### Your goal
For each line in the material below that holds "contact", copy that line.

+++++

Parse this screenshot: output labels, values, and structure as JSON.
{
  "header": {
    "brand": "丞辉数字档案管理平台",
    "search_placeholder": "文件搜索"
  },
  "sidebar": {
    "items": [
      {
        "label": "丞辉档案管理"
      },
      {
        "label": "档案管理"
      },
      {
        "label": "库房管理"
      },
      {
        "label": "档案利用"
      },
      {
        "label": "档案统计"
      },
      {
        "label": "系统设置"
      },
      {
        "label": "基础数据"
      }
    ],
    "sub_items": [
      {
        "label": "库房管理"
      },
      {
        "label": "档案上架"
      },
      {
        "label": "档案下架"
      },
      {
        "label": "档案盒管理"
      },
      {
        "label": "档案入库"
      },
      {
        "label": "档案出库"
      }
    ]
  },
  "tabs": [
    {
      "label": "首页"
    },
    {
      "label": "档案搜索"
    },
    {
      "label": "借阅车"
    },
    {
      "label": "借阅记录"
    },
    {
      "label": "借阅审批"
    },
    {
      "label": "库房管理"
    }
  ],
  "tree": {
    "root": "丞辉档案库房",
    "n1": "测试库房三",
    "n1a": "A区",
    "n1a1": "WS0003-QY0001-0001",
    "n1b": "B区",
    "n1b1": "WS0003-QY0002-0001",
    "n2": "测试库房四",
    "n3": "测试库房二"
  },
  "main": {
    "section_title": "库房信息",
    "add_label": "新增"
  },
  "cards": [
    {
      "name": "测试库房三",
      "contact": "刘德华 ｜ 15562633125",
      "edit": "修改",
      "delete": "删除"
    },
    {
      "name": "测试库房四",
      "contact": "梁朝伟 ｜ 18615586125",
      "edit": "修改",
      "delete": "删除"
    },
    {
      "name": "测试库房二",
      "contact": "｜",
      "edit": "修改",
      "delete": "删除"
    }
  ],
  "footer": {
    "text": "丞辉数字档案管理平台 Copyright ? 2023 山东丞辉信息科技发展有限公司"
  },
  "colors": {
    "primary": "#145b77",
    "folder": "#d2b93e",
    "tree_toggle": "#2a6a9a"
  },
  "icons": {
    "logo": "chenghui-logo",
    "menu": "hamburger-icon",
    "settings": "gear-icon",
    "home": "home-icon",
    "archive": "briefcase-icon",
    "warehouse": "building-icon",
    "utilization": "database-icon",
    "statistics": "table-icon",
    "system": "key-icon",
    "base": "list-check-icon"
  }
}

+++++

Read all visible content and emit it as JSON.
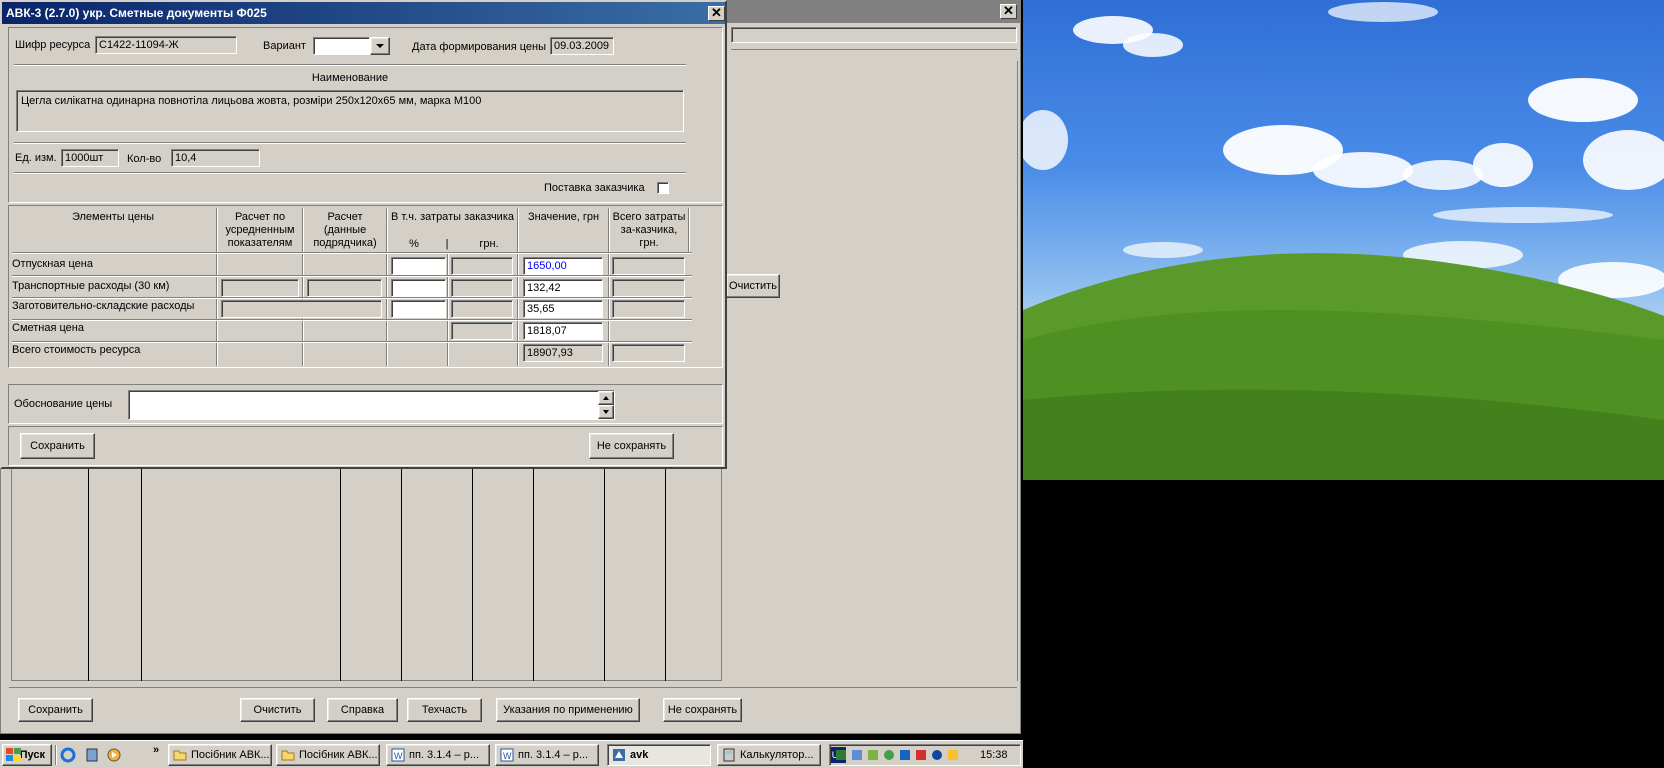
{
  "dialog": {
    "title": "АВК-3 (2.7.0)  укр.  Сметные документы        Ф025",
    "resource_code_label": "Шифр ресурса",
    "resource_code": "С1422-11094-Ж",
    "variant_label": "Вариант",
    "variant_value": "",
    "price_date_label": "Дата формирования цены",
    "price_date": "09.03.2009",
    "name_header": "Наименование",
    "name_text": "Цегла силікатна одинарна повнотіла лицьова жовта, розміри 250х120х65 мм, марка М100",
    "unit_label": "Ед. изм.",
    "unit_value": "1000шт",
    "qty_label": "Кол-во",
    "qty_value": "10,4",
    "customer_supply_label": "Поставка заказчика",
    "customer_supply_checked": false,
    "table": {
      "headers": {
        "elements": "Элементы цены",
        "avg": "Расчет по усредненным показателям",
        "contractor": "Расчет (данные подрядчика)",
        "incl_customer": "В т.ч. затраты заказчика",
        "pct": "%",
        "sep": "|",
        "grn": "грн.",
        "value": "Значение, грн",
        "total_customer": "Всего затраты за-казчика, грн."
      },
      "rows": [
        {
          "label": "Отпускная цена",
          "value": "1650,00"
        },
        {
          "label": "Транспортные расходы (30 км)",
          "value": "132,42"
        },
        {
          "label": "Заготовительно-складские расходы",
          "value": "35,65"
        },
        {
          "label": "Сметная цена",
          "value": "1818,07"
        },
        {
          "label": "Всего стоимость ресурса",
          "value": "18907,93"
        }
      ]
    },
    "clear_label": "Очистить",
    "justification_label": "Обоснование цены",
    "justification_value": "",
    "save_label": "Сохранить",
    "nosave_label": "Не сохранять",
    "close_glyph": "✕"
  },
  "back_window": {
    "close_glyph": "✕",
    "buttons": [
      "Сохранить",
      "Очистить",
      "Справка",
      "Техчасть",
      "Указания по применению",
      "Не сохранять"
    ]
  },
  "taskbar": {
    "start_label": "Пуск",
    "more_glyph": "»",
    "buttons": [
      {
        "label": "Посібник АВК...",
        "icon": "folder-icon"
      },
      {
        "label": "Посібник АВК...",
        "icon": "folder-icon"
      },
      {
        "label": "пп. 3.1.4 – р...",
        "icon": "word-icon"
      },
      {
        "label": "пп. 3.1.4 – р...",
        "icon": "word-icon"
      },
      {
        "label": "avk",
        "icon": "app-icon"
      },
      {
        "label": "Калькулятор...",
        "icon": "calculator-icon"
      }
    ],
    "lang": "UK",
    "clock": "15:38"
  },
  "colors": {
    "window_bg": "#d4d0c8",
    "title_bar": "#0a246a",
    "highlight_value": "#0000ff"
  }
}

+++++

### Solution to the problem
      "contact": "刘德华 ｜ 15562633125",
      "contact": "梁朝伟 ｜ 18615586125",
      "contact": "｜",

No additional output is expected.